Amid high-profile Super Bowl betting, the state’s Division of Gaming Enforcement highlights a bold new plan for early problem gambling detection.
The DGE announced via press release they are working with online gambling companies in using technology to identify and address at-risk patrons.
Operators of gambling platforms will now be required to analyze electronically-maintained player data to determine whether a gambler is showing signs of trouble. They will then use numerous tools at their disposal to help the player avoid potential dangers.
This brand of outreach is a major extension beyond the current framework to address problem gambling.
Using player data adds to current problem gambling measures
With this being Super Bowl weekend, NJ sports betting has the spotlight. Analysts have New Jersey’s projected $115.5 million handle trailing only Nevada and New York.
But no matter which two teams are playing in the Big Game, responsible gaming measures have been in place.
The format has consisted of players opting for self-exclusion, budgetary or time limits.
It has been augmented by some operators alerting gamblers in-play about how long they’d been betting, how much they’d wagered in a recent time period and their net profit and loss.
Sports organizations like the NFL have also lent their voice to Responsible Gambling via commercials.
Efforts to help problem gamblers have indeed been snowballing for a number of years.
DGE responsible gambling first of its kind
Instead of requiring players to recognize when they have a problem and to seek help, this measure will provide proactive, targeted communication.
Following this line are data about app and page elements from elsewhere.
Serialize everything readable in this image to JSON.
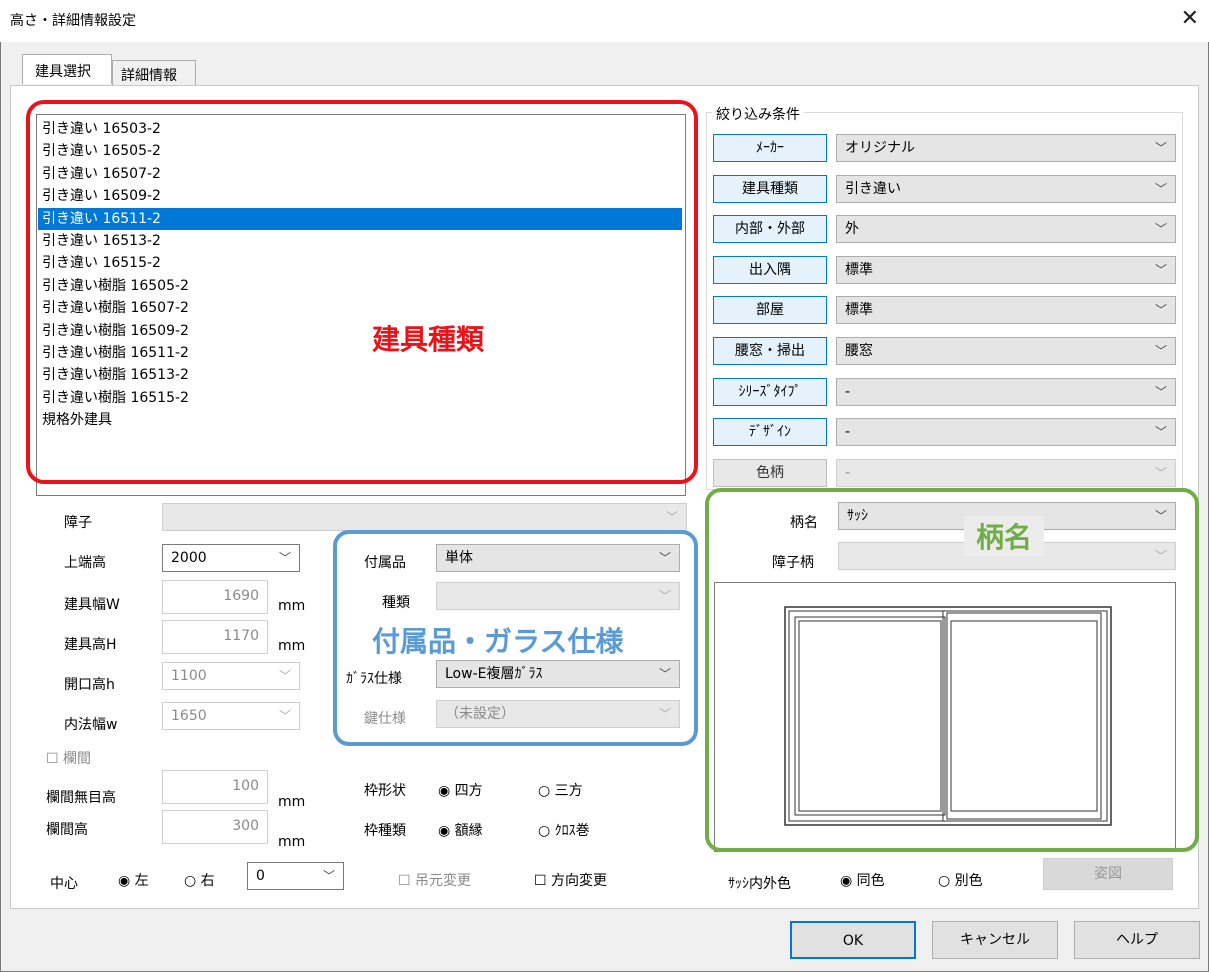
{
  "window": {
    "title": "高さ・詳細情報設定",
    "close_glyph": "✕"
  },
  "tabs": [
    {
      "label": "建具選択"
    },
    {
      "label": "詳細情報"
    }
  ],
  "list": {
    "items": [
      "引き違い 16503-2",
      "引き違い 16505-2",
      "引き違い 16507-2",
      "引き違い 16509-2",
      "引き違い 16511-2",
      "引き違い 16513-2",
      "引き違い 16515-2",
      "引き違い樹脂 16505-2",
      "引き違い樹脂 16507-2",
      "引き違い樹脂 16509-2",
      "引き違い樹脂 16511-2",
      "引き違い樹脂 16513-2",
      "引き違い樹脂 16515-2",
      "規格外建具"
    ],
    "selected_index": 4
  },
  "filter": {
    "legend": "絞り込み条件",
    "rows": [
      {
        "button": "ﾒｰｶｰ",
        "value": "オリジナル"
      },
      {
        "button": "建具種類",
        "value": "引き違い"
      },
      {
        "button": "内部・外部",
        "value": "外"
      },
      {
        "button": "出入隅",
        "value": "標準"
      },
      {
        "button": "部屋",
        "value": "標準"
      },
      {
        "button": "腰窓・掃出",
        "value": "腰窓"
      },
      {
        "button": "ｼﾘｰｽﾞﾀｲﾌﾟ",
        "value": "-"
      },
      {
        "button": "ﾃﾞｻﾞｲﾝ",
        "value": "-"
      },
      {
        "button": "色柄",
        "value": "-"
      }
    ]
  },
  "left_fields": {
    "shoji_label": "障子",
    "top_height_label": "上端高",
    "top_height_value": "2000",
    "width_label": "建具幅W",
    "width_value": "1690",
    "width_unit": "mm",
    "height_label": "建具高H",
    "height_value": "1170",
    "height_unit": "mm",
    "opening_label": "開口高h",
    "opening_value": "1100",
    "inner_width_label": "内法幅w",
    "inner_width_value": "1650",
    "ranma_checkbox_label": "欄間",
    "ranma_mume_label": "欄間無目高",
    "ranma_mume_value": "100",
    "ranma_mume_unit": "mm",
    "ranma_height_label": "欄間高",
    "ranma_height_value": "300",
    "ranma_height_unit": "mm",
    "center_label": "中心",
    "center_left": "左",
    "center_right": "右",
    "center_value": "0"
  },
  "accessory": {
    "accessory_label": "付属品",
    "accessory_value": "単体",
    "kind_label": "種類",
    "glass_label": "ｶﾞﾗｽ仕様",
    "glass_value": "Low-E複層ｶﾞﾗｽ",
    "key_label": "鍵仕様",
    "key_value": "（未設定）"
  },
  "frame": {
    "shape_label": "枠形状",
    "shape_opt1": "四方",
    "shape_opt2": "三方",
    "type_label": "枠種類",
    "type_opt1": "額縁",
    "type_opt2": "ｸﾛｽ巻",
    "hangmoto_label": "吊元変更",
    "direction_label": "方向変更"
  },
  "pattern": {
    "name_label": "柄名",
    "name_value": "ｻｯｼ",
    "shoji_pattern_label": "障子柄",
    "sash_color_label": "ｻｯｼ内外色",
    "sash_same": "同色",
    "sash_other": "別色",
    "elevation_button": "姿図"
  },
  "footer": {
    "ok": "OK",
    "cancel": "キャンセル",
    "help": "ヘルプ"
  },
  "annotations": {
    "red": "建具種類",
    "blue": "付属品・ガラス仕様",
    "green": "柄名",
    "red_color": "#e8141a",
    "blue_color": "#5b9bd5",
    "green_color": "#70ad47"
  }
}
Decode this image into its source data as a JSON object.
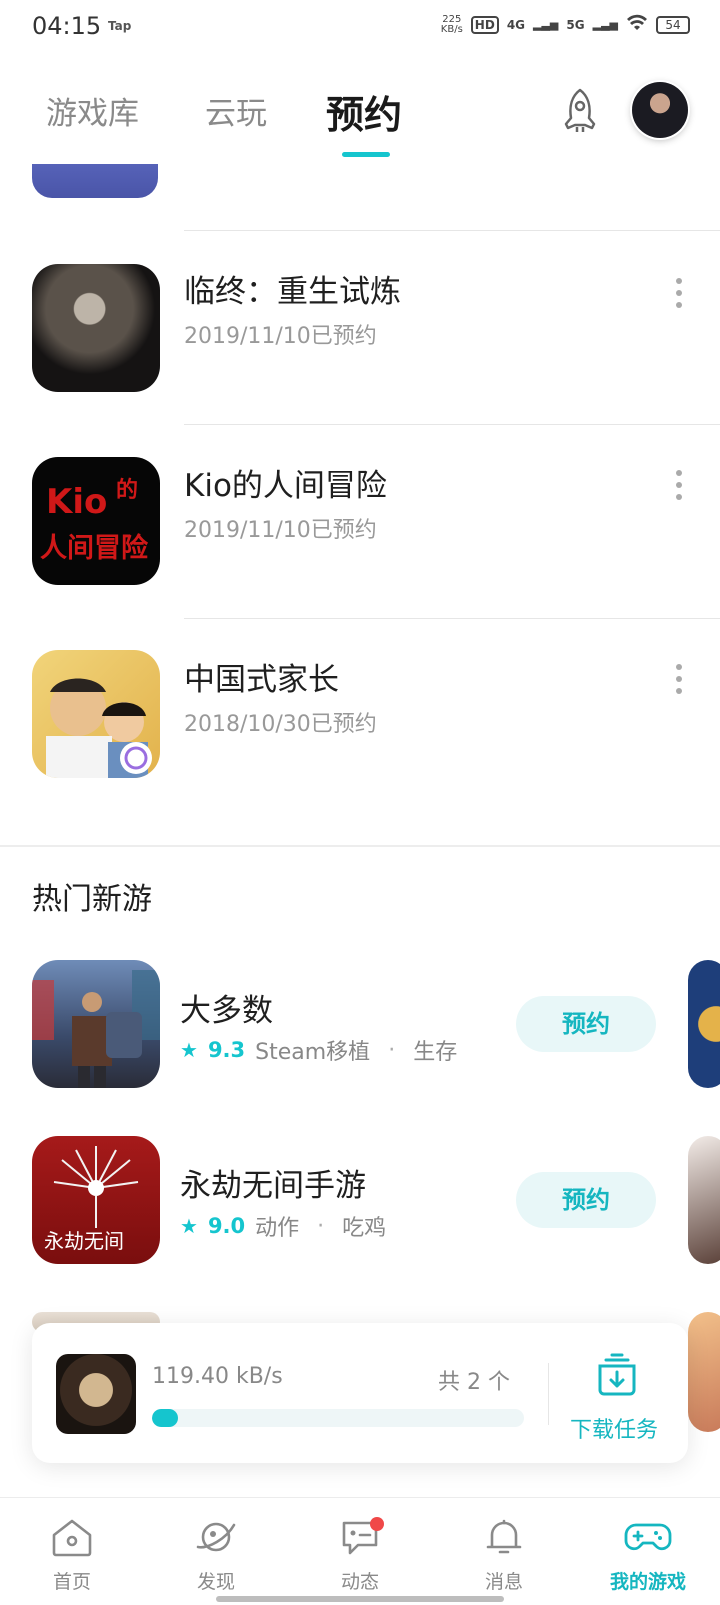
{
  "status_bar": {
    "time": "04:15",
    "tap_label": "Tap",
    "net_speed_value": "225",
    "net_speed_unit": "KB/s",
    "hd_label": "HD",
    "sig1": "4G",
    "sig2": "5G",
    "battery": "54"
  },
  "top_tabs": [
    {
      "label": "游戏库"
    },
    {
      "label": "云玩"
    },
    {
      "label": "预约"
    }
  ],
  "reserved": {
    "items": [
      {
        "title": "临终：重生试炼",
        "date": "2019/11/10已预约"
      },
      {
        "title": "Kio的人间冒险",
        "date": "2019/11/10已预约"
      },
      {
        "title": "中国式家长",
        "date": "2018/10/30已预约"
      }
    ]
  },
  "hot": {
    "section_title": "热门新游",
    "games": [
      {
        "title": "大多数",
        "score": "9.3",
        "tag1": "Steam移植",
        "tag2": "生存",
        "button": "预约"
      },
      {
        "title": "永劫无间手游",
        "score": "9.0",
        "tag1": "动作",
        "tag2": "吃鸡",
        "button": "预约"
      }
    ]
  },
  "download": {
    "speed": "119.40  kB/s",
    "count": "共  2  个",
    "progress": 0.07,
    "label": "下载任务"
  },
  "nav": [
    {
      "label": "首页"
    },
    {
      "label": "发现"
    },
    {
      "label": "动态"
    },
    {
      "label": "消息"
    },
    {
      "label": "我的游戏"
    }
  ],
  "colors": {
    "accent": "#15c5ce",
    "badge": "#f04848"
  }
}
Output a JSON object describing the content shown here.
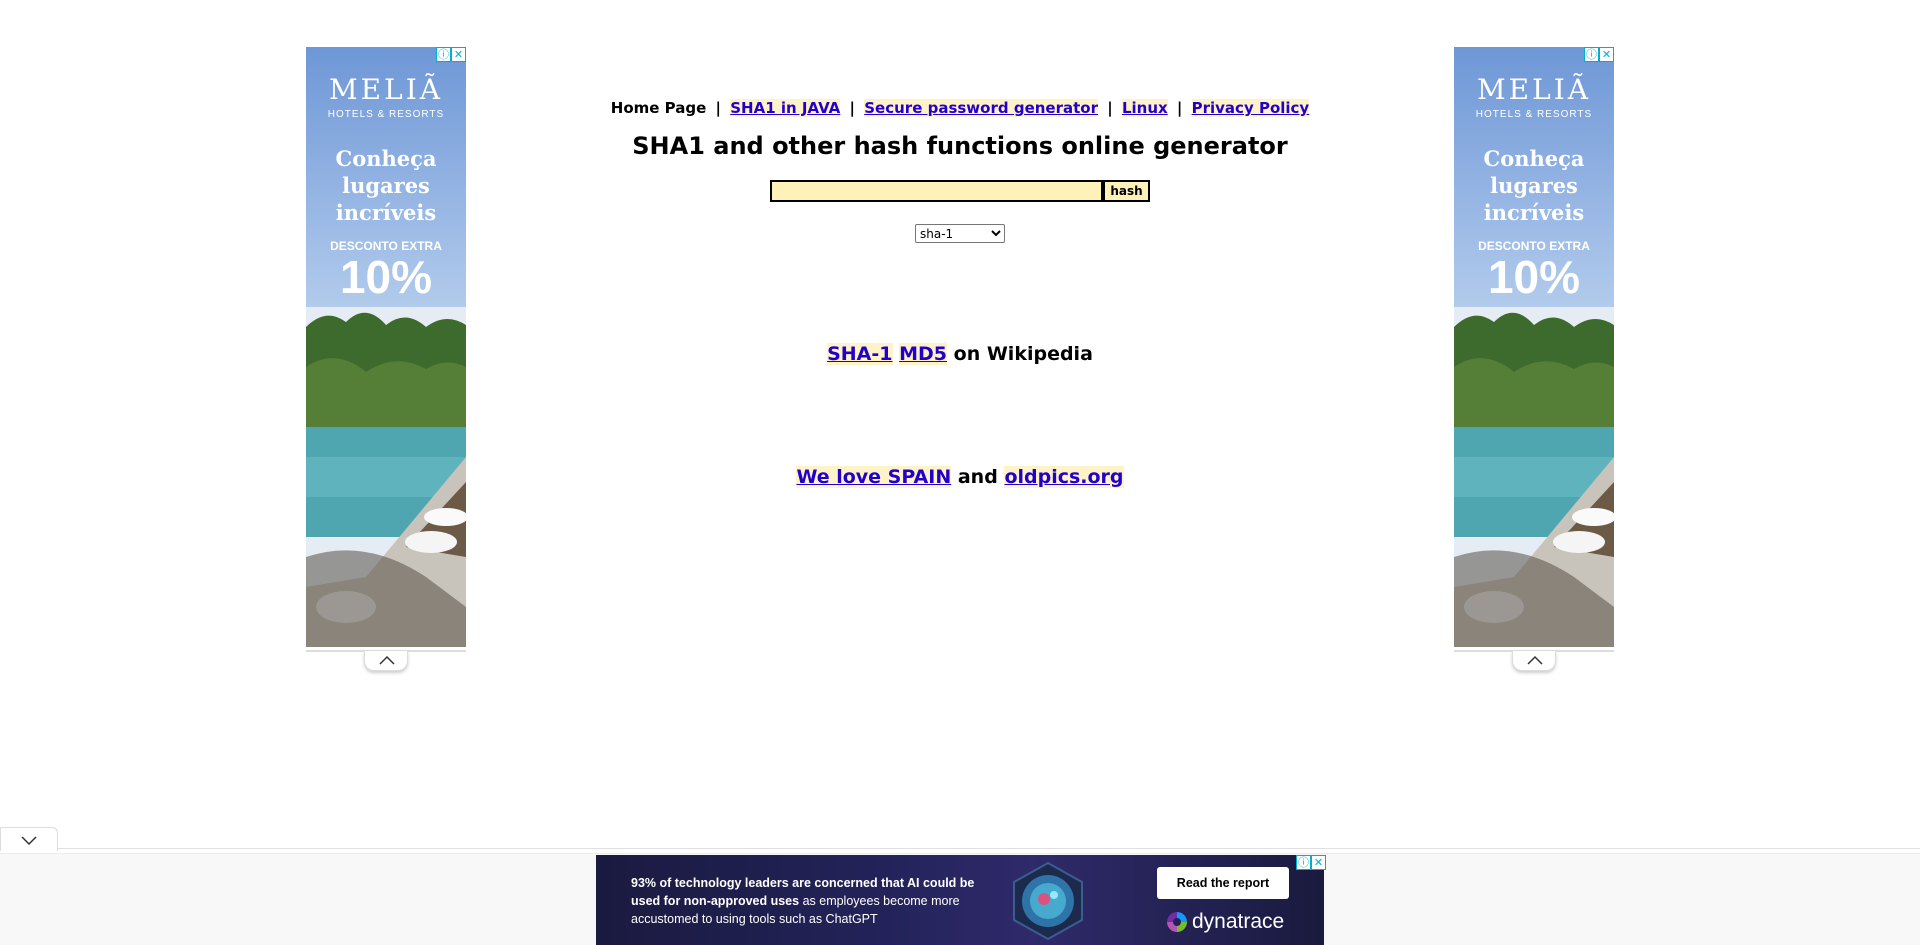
{
  "nav": {
    "home": "Home Page",
    "separator": "|",
    "links": [
      "SHA1 in JAVA",
      "Secure password generator",
      "Linux",
      "Privacy Policy"
    ]
  },
  "title": "SHA1 and other hash functions online generator",
  "form": {
    "input_value": "",
    "button_label": "hash",
    "algorithm_selected": "sha-1"
  },
  "wiki": {
    "link1": "SHA-1",
    "link2": "MD5",
    "suffix": "on Wikipedia"
  },
  "promo": {
    "link1": "We love SPAIN",
    "middle": "and",
    "link2": "oldpics.org"
  },
  "side_ad": {
    "brand": "MELIÃ",
    "sub": "HOTELS & RESORTS",
    "headline_lines": [
      "Conheça",
      "lugares",
      "incríveis"
    ],
    "discount": "DESCONTO EXTRA",
    "percent": "10%",
    "info_glyph": "ⓘ",
    "close_glyph": "✕"
  },
  "bottom_ad": {
    "text_bold": "93% of technology leaders are concerned that AI could be used for non-approved uses",
    "text_rest": " as employees become more accustomed to using tools such as ChatGPT",
    "cta": "Read the report",
    "logo": "dynatrace"
  },
  "colors": {
    "link": "#2200cc",
    "link_highlight": "#fef2c9",
    "input_bg": "#fff2b8",
    "ad_accent": "#00aecd"
  }
}
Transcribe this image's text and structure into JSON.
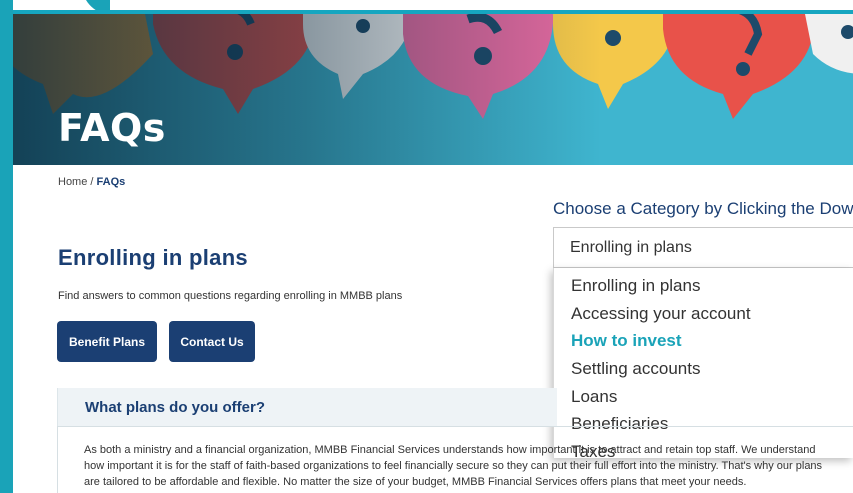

It will make patrons aware of what habits they are exhibiting and then assist them with guidance, information and future options.
As part of the terms and conditions you must agree to before access is granted to online gambling platforms, players consent to have their play monitored and recorded. This, among other things, is a potential safeguard against fraud, identity theft, and cheating.
Formally launched on Jan. 1, the new initiative is the first of its kind in the country.
State officials, the DGE and the Council on Compulsive Gambling for New Jersey hailed the initiative as a prudent problem-gambling deterrent.
Its timing is appropriate in the age of soaring online gaming popularity.
Garden State gamblers wagered nearly $11 billion last year, a state record, with the majority of it originating online.
“New Jersey has become a national leader in online casino games and sports wagering, and with that growth comes a responsibility to ensure that individuals at risk for compulsive gambling have access to the resources they need to get help,” said New Jersey Attorney General Matthew Platkin. “It is no coincidence that our announcement comes just a week ahead of one of the biggest days in sports wagering, serving as a reminder of how devastating a gambling addiction can be.”
DGE outlines player parameters for new plan for NJ gambling apps
The DGE has set specific parameters on what patron activities operators should be looking for under this new plan. This includes the following warning signs:
- Players whose gambling time increases from week to week
- Bettors who repeatedly self-impose cool-off periods from gaming
- Those who wager until they have less than $1 in their accounts
- Players who regularly access the self-exclusion page on the operator’s website without ultimately executing an exclusion
In addition to problematic play, platforms will also be monitoring for account activity that could be indicative of problem gambling.
- Deposits for thousands of dollars over a short span of time
- A player making multiple requests in a 24-hour span to increase the limits on deposits or losses
Here is what DGE Director David Rebuck has to say about the initiative:
“We are using data to identify at-risk players, alert them to their suspected disordered gambling, and inform them about available responsible gambling features in online platforms and corrective actions they can take. This new approach will enable dedicated responsible gaming experts employed by the platforms and us to see the early warning signs and reach at-risk patrons before they find themselves in a financial catastrophe.”
Balancing accessibility and security
Many online patrons have nearly unlimited gaming access. They can juggle accounts with several operators, essentially bringing many casinos to the palm of one’s hand at any time.
Unlike at Atlantic City casinos, player do not need to walk across a casino floor. The constant access can turn one dry spell into a problem.
Gamblers are ultimately responsible for their own choices. However, this measure is the latest innovation among many to curb problems before they escalate.
Along with the New Jersey initiative, bettors can expect continual attention and access to helpful tools.
New Jersey is using the February Super Bowl to highlight its program. The National Council of Problem Gambling designates every March as Problem Gambling Awareness Month, tying in with March Madness.